The Solactive Global Metaverse Innovation Index, which is tracked by the Franklin Metaverse UCITS ETF, defines constituents as “companies that provide or use innovative technologies to deliver products and services around the metaverse and supporting blockchain technologies.”
Franklin Templeton, the manager behind the fund, says the portfolio aims to provide exposure to the stocks of publicly traded companies around the world that are involved in the metaverse.
According to Jason Hollands, the fund is not unlike a US tech fund: “Look under the hood to see what it really means and you’ll find a list of the usual mega-cap technology, communication services and payment companies.” from the US like Apple, Alphabet, Microsoft, Meta, Mastercard and Paypal, along with gaming giants like Electronic Arts and Take-Two Interactive Software, as well as Roblox, a platform for users to develop and share games.
“What you are getting in practice, therefore, will resemble a US technology fund (83% of the index is invested in US stocks), but with a strong bias towards video game companies within the portfolio.”
Franklin Templeton’s Dina Ting says, “By partnering with Global Index provider Solactive on the creation of this index, we sought to strike a balance between investability and relevance to this sector.”
Investment ability is what gives companies an advantage and helps them stand out from their rivals when seeking funding from investors.

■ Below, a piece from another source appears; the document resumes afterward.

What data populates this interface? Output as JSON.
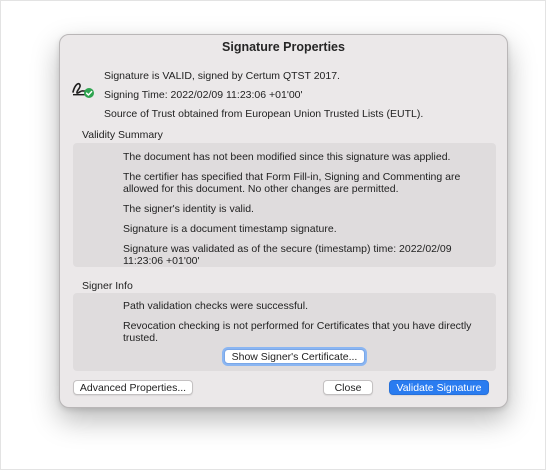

“Companies are selected and weighted based on a combination of their relevance to the metaverse segment, and the market capitalizations of these companies can be as low as $100 million,” adds Ms. Ting.
That last figure may sound like a lot of money, but it’s a drop in the bucket compared to, say, tech giant Apple valued at around $2 trillion.
For a ‘purer’ exposure to the metaverse, insofar as VR gaming is a key thread, Bestinvest’s Jason Hollands suggests that investors could “target some of the biggest video game companies directly, or through a niche instrument like the Vaneck Vectors Gaming & Esports ETF.”
The latter owns shares such as Nvidia, the market leader in graphics processing units, and Advanced Micro Devices. Other notable holdings include Activision Blizzard and Electronic Arts, as well as Nintendo and Bandai Namco of Japan.
What will the future hold for the metaverse?
According to fund manager BlackRock, there are three reasons to think mass adoption of the metaverse could become a reality:
State-of-the-art hardware and increased computing power make it possible
Covid-19 accelerated the shift to digital life with people now more comfortable than ever working, shopping and socializing at home
· Cryptocurrencies could allow transactions to take place seamlessly and globally in the metaverse.
If you believe the hype, there is no doubt that the metaverse has the potential to have a considerable impact on various industries and business sectors. In turn, this strengthens the case for metaverse-related inversions.
To counteract this, it’s worth remembering that not every company at the forefront of a new iteration of technology stays the course.
Investors should be just as vigilant when weighing the prospects of a company involved in a cutting-edge industry as they are when considering the advantages of adding an “old economy” stock to their portfolio.